Georgia is at risk for not meeting interim carbon-reduction targets proposed by U.S. EPA because of additional delays at Georgia Power's nuclear expansion project, according to state environmental officials.
In a letter, the officials again press EPA to credit the state for building two reactors at Plant Vogtle in southeast Georgia. The agency instead has included the emission-free reactors in setting the state's carbon goals.
Enviros want TVA reactor's license withheld until disaster review complete
An environmental advocacy group continues to argue that the Tennessee Valley Authority's new nuclear reactor should not start operating until federal safety regulators have considered updated information about earthquake and flooding risks.
The Southern Alliance for Clean Energy (SACE) said TVA's Watts Bar site in Spring City, Tenn., is subject to greater earthquake and flooding risks than its design can handle. SACE wants the Nuclear Regulatory Commission to hold off on voting on an operating license for the new Watts Bar 2 reactor until analyzing these risks.
China resumes its nuclear power development
HONG KONG -- China yesterday approved the construction of two new nuclear reactors, giving a long-awaited go-ahead to Chinese nuclear developers.

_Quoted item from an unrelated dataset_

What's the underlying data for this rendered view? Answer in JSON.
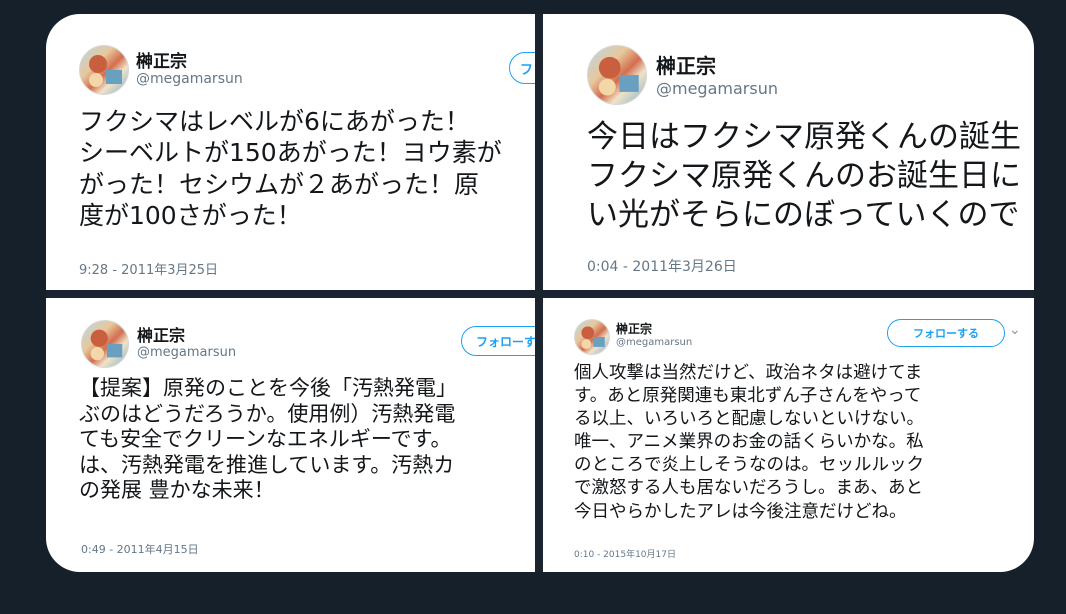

The country halted its rapid nuclear power expansion in 2011, when Japan's Fukushima Daiichi nuclear power complex experienced meltdowns after a deadly tsunami. While Chinese officials allowed several already approved nuclear projects to complete their construction after passing safety reviews, they did not approve starting new projects -- until yesterday.
Georgia Power's nuclear tab goes up again -- but goes down on paper
Georgia Power has formally told state utility regulators it needs to change the official cost of its share of Plant Vogtle, as expected.
But the number went down instead of up.
This is because the utility wants the "certified" amount of Plant Vogtle to reflect the capital costs only and not include the financing costs, company executives said.
Exelon backs Ill. carbon bill -- but not the one greens wanted
Exelon Corp. is urging the Illinois General Assembly to price power-sector carbon emissions, but to do so in a way that won't make environmentalists happy.
The nuclear giant, which has long been searching for a way to secure state funding to keep its six-unit Illinois nuclear fleet online, threw its support yesterday to legislation -- Senate Bill 1585 and House Bill 3293 -- that would create a low-carbon portfolio standard.